Jason Ford defends thesis “Indigenous Voices Informing Academic Information Literacy: Critical Discourses, Relationality, and Indigeneity for the Good of the Whole”

The LIS Program is pleased to announce that Jason Ford successfully defended his thesis on how Indigenous research methodologies can better inform information literacy. His abstract follows:
Instructional librarianship in public post-secondary institutions requires that librarians be responsive to a diversity of paradigms and student needs, including Indigenous contexts. Although constrained by institutional infrastructures, Indigenous research methodologies and epistemologies provide frameworks for Indigenous students and librarians to practice and support inquiry in ways that are responsive to their culturally- specific needs. Currently, research in library and information science about how Indigenous research methodologies and epistemologies can support academic librarianship is limited, especially concerning how Indigenous voices can inform information literacy as a whole. Using semi-structured interviews, 4 Indigenous LIS and academic professionals and an Apache-Comanche elder were interviewed to better understand how Indigenous voices can inform information literacy in the public academy. Responses were coded using thematic analysis, and results demonstrate that Indigenous voices can inform information literacy in consideration of relevancy, value neutrality, positionality, through being critical of hegemonic infrastructures including technology, prioritizing native voices, and centering relationality. This has implications in strategic planning, curriculum development, and informing social paradigms that support Indigenous people in post-secondary education while addressing modern issues for the good of the whole.

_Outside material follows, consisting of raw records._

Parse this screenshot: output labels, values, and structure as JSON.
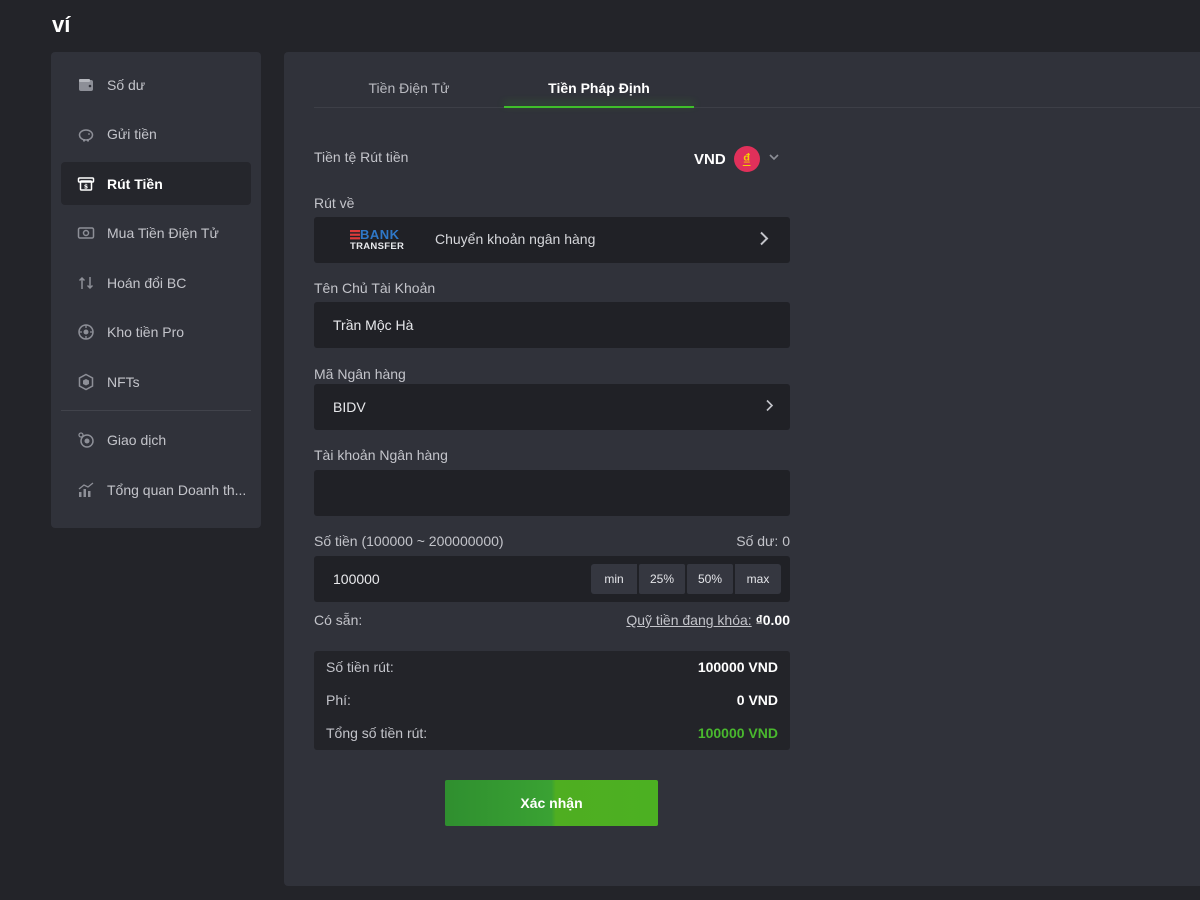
{
  "page": {
    "title": "ví"
  },
  "sidebar": {
    "items": [
      {
        "label": "Số dư",
        "icon": "wallet-icon"
      },
      {
        "label": "Gửi tiền",
        "icon": "piggy-bank-icon"
      },
      {
        "label": "Rút Tiền",
        "icon": "withdraw-icon",
        "active": true
      },
      {
        "label": "Mua Tiền Điện Tử",
        "icon": "buy-crypto-icon"
      },
      {
        "label": "Hoán đổi BC",
        "icon": "swap-icon"
      },
      {
        "label": "Kho tiền Pro",
        "icon": "vault-icon"
      },
      {
        "label": "NFTs",
        "icon": "nft-icon"
      },
      {
        "label": "Giao dịch",
        "icon": "transactions-icon"
      },
      {
        "label": "Tổng quan Doanh th...",
        "icon": "chart-icon"
      }
    ]
  },
  "tabs": [
    {
      "label": "Tiền Điện Tử"
    },
    {
      "label": "Tiền Pháp Định",
      "active": true
    }
  ],
  "form": {
    "currency_label": "Tiền tệ Rút tiền",
    "currency_code": "VND",
    "currency_symbol": "₫",
    "withdraw_to_label": "Rút về",
    "bank_logo_top": "BANK",
    "bank_logo_bottom": "TRANSFER",
    "withdraw_method": "Chuyển khoản ngân hàng",
    "account_name_label": "Tên Chủ Tài Khoản",
    "account_name_value": "Trần Mộc Hà",
    "bank_code_label": "Mã Ngân hàng",
    "bank_code_value": "BIDV",
    "bank_account_label": "Tài khoản Ngân hàng",
    "bank_account_value": "",
    "amount_label": "Số tiền (100000 ~ 200000000)",
    "balance_label": "Số dư: 0",
    "amount_value": "100000",
    "quick_buttons": [
      "min",
      "25%",
      "50%",
      "max"
    ],
    "available_label": "Có sẵn:",
    "locked_funds_link": "Quỹ tiền đang khóa:",
    "locked_funds_value": "₫0.00"
  },
  "summary": {
    "withdraw_amount_label": "Số tiền rút:",
    "withdraw_amount_value": "100000 VND",
    "fee_label": "Phí:",
    "fee_value": "0 VND",
    "total_label": "Tổng số tiền rút:",
    "total_value": "100000 VND"
  },
  "confirm_label": "Xác nhận",
  "colors": {
    "accent": "#3fbf2a",
    "total_green": "#49b82e",
    "panel": "#30323a",
    "background": "#232429"
  }
}
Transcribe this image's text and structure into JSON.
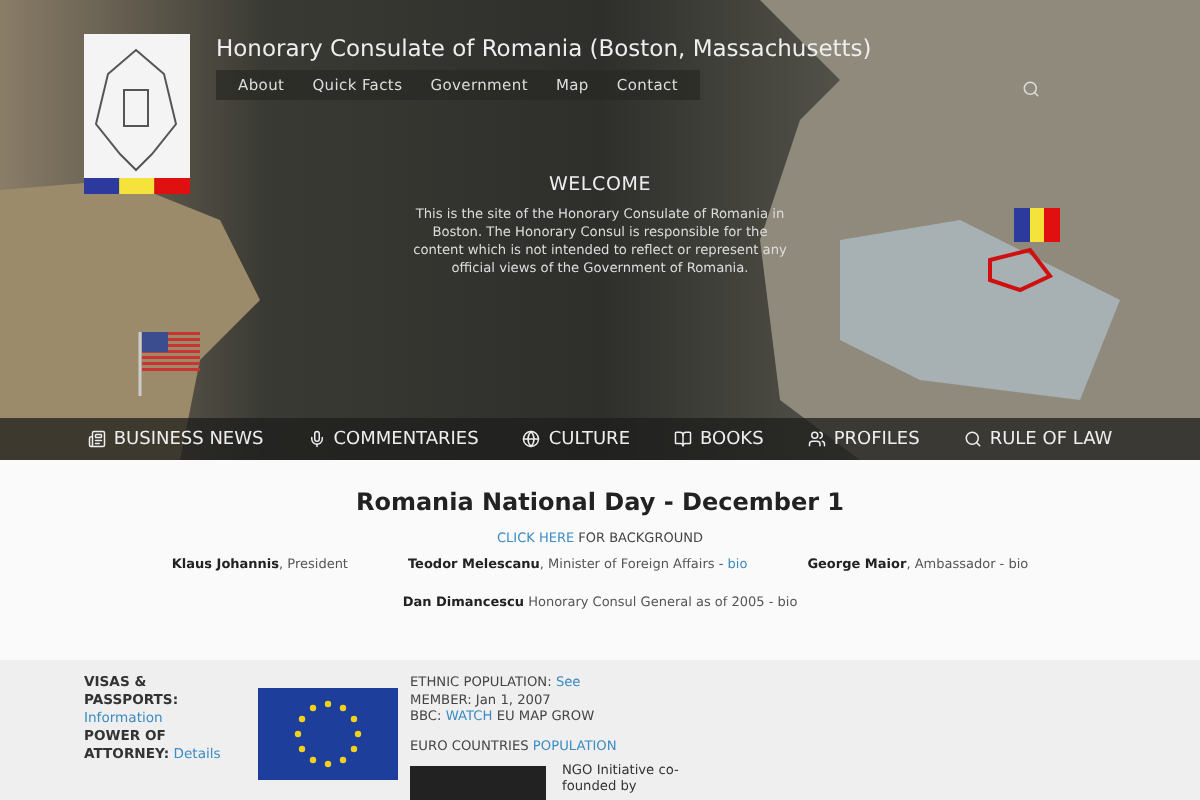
{
  "header": {
    "title": "Honorary Consulate of Romania (Boston, Massachusetts)",
    "menu": [
      "About",
      "Quick Facts",
      "Government",
      "Map",
      "Contact"
    ]
  },
  "welcome": {
    "title": "WELCOME",
    "text": "This is the site of the Honorary Consulate of Romania in Boston. The Honorary Consul is responsible for the content which is not intended to reflect or represent any official views of the Government of Romania."
  },
  "categories": [
    {
      "kind": "news",
      "label": "BUSINESS NEWS"
    },
    {
      "kind": "mic",
      "label": "COMMENTARIES"
    },
    {
      "kind": "globe",
      "label": "CULTURE"
    },
    {
      "kind": "book",
      "label": "BOOKS"
    },
    {
      "kind": "people",
      "label": "PROFILES"
    },
    {
      "kind": "search",
      "label": "RULE OF LAW"
    }
  ],
  "main": {
    "heading": "Romania National Day - December 1",
    "background_link": "CLICK HERE",
    "background_text": "FOR BACKGROUND",
    "officials": [
      {
        "name": "Klaus Johannis",
        "role": ", President"
      },
      {
        "name": "Teodor Melescanu",
        "role": ", Minister of Foreign Affairs - ",
        "link": "bio"
      },
      {
        "name": "George Maior",
        "role": ", Ambassador - bio"
      }
    ],
    "consul": {
      "name": "Dan Dimancescu",
      "role": " Honorary Consul General as of 2005 - bio"
    }
  },
  "footer": {
    "services": [
      {
        "label": "VISAS & PASSPORTS:",
        "link": "Information"
      },
      {
        "label": "POWER OF ATTORNEY:",
        "link": "Details"
      }
    ],
    "facts": [
      [
        {
          "text": "ETHNIC POPULATION: ",
          "link": false
        },
        {
          "text": "See",
          "link": true
        }
      ],
      [
        {
          "text": "MEMBER: Jan 1, 2007",
          "link": false
        }
      ],
      [
        {
          "text": "BBC: ",
          "link": false
        },
        {
          "text": "WATCH",
          "link": true
        },
        {
          "text": " EU MAP GROW",
          "link": false
        }
      ],
      [
        {
          "text": "EURO COUNTRIES ",
          "link": false
        },
        {
          "text": "POPULATION",
          "link": true
        }
      ]
    ],
    "ngo_text": "NGO Initiative co-founded by"
  }
}
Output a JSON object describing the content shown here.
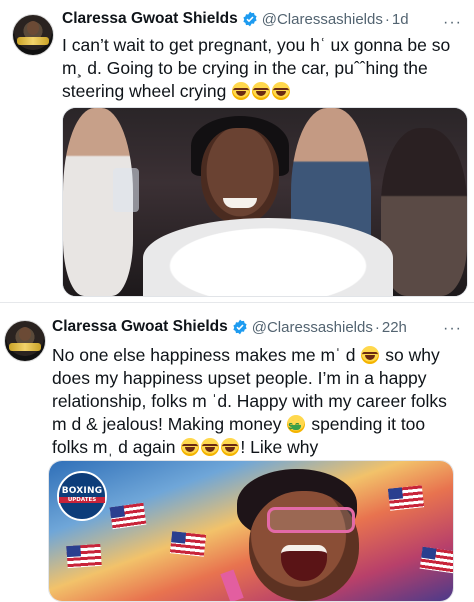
{
  "tweets": [
    {
      "author_name": "Claressa Gwoat Shields",
      "handle": "@Claressashields",
      "separator": "·",
      "time": "1d",
      "more": "···",
      "lines": [
        {
          "text": "I can’t wait to get pregnant, you hʿ ux gonna be so",
          "emojis": []
        },
        {
          "text": "m¸ d. Going to be crying in the car, puˆˆhing the",
          "emojis": []
        },
        {
          "text": "steering wheel crying",
          "emojis": [
            "laughing-emoji",
            "laughing-emoji",
            "laughing-emoji"
          ]
        }
      ],
      "media": "photo",
      "verified_icon": "verified-badge-icon"
    },
    {
      "author_name": "Claressa Gwoat Shields",
      "handle": "@Claressashields",
      "separator": "·",
      "time": "22h",
      "more": "···",
      "lines": [
        {
          "pre": "No one else happiness makes me mˈ d",
          "emoji": "laughing",
          "post": "so why"
        },
        {
          "text": "does my happiness upset people. I’m in a happy"
        },
        {
          "text": "relationship, folks m ˈd. Happy with my career folks"
        },
        {
          "pre": "m  d & jealous! Making money",
          "emoji": "money-mouth",
          "post": "spending it too"
        },
        {
          "pre": "folks mˌ d again",
          "emoji3": "laughing",
          "post": "! Like why"
        }
      ],
      "media_logo": {
        "line1": "BOXING",
        "line2": "UPDATES"
      },
      "verified_icon": "verified-badge-icon"
    }
  ],
  "colors": {
    "verified": "#1d9bf0",
    "text": "#0f1419",
    "secondary": "#536471"
  }
}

Committee: Tonia Sutherland (Chair), Meera Garud, Keahiahi LongCongratulations, Jason!